|By (author):||Haddon, Mark|
|Subject:||FICTION / Family Life|
|FICTION / General|
|FICTION / Magical Realism|
|Size:||9.25in x 6.12in|
|From The Publisher*||From the acclaimed author of The Curious Incident of the Dog in the Night-Time comes this stunningly ambitious, fantastical novel that reworks Shakespeare's Pericles into a parable for today.|
Mark Haddon's breathtaking novel begins with a harrowing plane crash: Maja, the pregnant wife of the unimaginably wealthy Philippe, is killed, but their daughter, Angelique, survives. Philippe's obsession with the girl's safety morphs into something sinister and grotesque.
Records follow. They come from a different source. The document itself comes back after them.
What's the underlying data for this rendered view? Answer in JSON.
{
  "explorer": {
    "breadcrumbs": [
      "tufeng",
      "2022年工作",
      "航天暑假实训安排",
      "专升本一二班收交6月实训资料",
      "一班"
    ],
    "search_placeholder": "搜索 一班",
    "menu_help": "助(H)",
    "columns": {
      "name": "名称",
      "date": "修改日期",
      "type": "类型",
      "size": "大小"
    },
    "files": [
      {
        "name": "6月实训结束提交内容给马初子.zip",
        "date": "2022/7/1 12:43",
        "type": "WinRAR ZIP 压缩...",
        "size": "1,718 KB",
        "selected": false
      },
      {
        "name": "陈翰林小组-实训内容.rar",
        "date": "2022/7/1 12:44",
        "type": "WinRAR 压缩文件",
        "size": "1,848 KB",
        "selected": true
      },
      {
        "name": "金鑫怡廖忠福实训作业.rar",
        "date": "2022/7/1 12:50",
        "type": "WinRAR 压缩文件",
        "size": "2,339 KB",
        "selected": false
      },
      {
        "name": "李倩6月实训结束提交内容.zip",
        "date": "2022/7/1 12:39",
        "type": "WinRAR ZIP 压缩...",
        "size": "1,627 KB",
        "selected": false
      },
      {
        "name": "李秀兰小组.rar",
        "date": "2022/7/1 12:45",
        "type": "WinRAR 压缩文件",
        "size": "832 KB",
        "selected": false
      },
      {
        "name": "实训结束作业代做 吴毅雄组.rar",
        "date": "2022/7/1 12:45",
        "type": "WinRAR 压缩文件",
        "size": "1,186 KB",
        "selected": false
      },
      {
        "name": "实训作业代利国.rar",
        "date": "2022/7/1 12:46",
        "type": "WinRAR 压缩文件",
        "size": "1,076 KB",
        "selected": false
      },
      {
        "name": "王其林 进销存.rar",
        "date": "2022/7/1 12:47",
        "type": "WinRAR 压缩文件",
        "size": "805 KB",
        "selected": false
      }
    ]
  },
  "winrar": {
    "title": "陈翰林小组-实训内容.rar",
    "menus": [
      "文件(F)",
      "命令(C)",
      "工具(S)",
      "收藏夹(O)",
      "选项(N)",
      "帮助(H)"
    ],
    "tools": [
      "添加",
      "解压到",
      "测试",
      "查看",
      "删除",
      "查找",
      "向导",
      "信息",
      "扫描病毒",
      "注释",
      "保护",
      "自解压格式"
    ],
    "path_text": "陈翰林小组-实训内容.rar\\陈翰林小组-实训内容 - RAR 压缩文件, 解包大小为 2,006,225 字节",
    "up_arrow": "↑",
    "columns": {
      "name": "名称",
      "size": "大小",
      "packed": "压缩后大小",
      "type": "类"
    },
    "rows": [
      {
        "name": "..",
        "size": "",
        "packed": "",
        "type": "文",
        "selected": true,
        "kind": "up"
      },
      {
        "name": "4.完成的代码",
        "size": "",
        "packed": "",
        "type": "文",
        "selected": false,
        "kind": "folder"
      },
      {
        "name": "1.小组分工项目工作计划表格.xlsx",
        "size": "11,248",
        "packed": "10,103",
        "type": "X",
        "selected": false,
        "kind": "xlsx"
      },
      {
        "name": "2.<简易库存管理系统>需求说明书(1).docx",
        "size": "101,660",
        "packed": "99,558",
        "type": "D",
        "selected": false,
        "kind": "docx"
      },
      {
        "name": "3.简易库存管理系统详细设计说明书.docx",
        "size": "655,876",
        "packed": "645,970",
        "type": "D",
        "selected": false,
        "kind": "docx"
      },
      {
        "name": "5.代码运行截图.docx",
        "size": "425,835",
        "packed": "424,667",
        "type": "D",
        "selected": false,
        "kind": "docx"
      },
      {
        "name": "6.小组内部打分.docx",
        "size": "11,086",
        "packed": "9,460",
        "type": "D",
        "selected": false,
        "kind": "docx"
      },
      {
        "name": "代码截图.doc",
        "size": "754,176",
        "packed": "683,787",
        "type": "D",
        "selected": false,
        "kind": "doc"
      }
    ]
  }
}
A young man named Darius, visiting Philippe with a business proposition, encounters Angelique and intuits their secret--he decides to rescue her, but the attempt goes awry.
This contemporary story mirrors the ancient Greek legend of Antiochus, whose love for the daughter of his dead wife was discovered by the adventurer Appolinus of Tyre. The tale appeared in many forms through the ages; Shakespeare transformed Appolinus into the swashbuckling Pericles in his play. In The Porpoise, as Angelique grapples with the wreck of her life, trapped on her father's estate, Darius morphs into Pericles, voyaging through a mythic world. In a bravura feat of storytelling, Haddon recounts his many exploits in thrilling fashion, mining the meaning of the old legends while creating parallels with the monstrous modern world Angelique inhabits. The language is rich and gorgeous; the conjured worlds are perfectly imagined; the plot moves forward at a ferocious pace.
But Haddon's themes are deeply urgent--the theft of female agency by rapacious men; the uses of archetypal stories to warp history and the present. As profound as it is entertaining, The Porpoise is a major literary achievement by an author whose myriad talents are on full, vivid display.
|Review Quote*||Advance Praise for The Porpoise|
"An artfully crafted story of layered lives. . . . Haddon's ambitious tale captures the ethos of tragic Shakespearean vibrations and the tangle of lives that magically intersect. The prose is exquisite and elevates this story that blends reality and mythology to great effect." -Publishers Weekly
"A labyrinthine narrative that wends its way through classical myth, Shakespearean theater and childlike fairy tale as it twists toward a tentative contemporary conclusion. . . . British author Haddon has never written anything like the same book twice, but his fourth novel is in some ways even more audacious and ambitious than his breakthrough debut." -Kirkus Reviews
"Staggeringly ambitious, innovative, beautifully written. . . . The Porpoise has the pace of a really good thriller, combined with a subtlety and depth that few thrillers possess." -Pat Barker, author of The Silence of the Girls and the Booker Prize-winning The Ghost Road
"A full-throttle blast of storytelling mastery. Ancient and modern overlap in exhilarating ways, it's like romping through a literary Netflix: an episode of something historical and bloody, then something slick and contemporary, then something really weird and unnerving. . . . The Porpoise is a joy to read." -Max Porter, author of the International Dylan Thomas Prize-winning Grief is the Thing With Feathers
"Mark Haddon cuts down to the grittiness of humanity every time he writes. The Porpoise is a beautiful, unputdownable, ancient tangle with its own sweeping tides and dangerous depths." -Daisy Johnson, author of the Booker Prize finalist Everything Under
|Biographical Note||MARK HADDON is the author of the bestselling novels The Red House, A Spot of Bother and the story collection The Pier Falls. His novel The Curious Incident of the Dog in the Night-Time won the Whitbread Book of the Year Award and the Los Angeles Times Book Prize for First Fiction and is the basis for the Tony Award-winning play. He is the author of a collection of poetry, The Talking Horse and the Sad Girl and the Village Under the Sea, has written and illustrated numerous children's books, and has won awards for both his radio dramas and his television screenplays. He teaches creative writing for the Arvon Foundation and lives in Oxford, England.|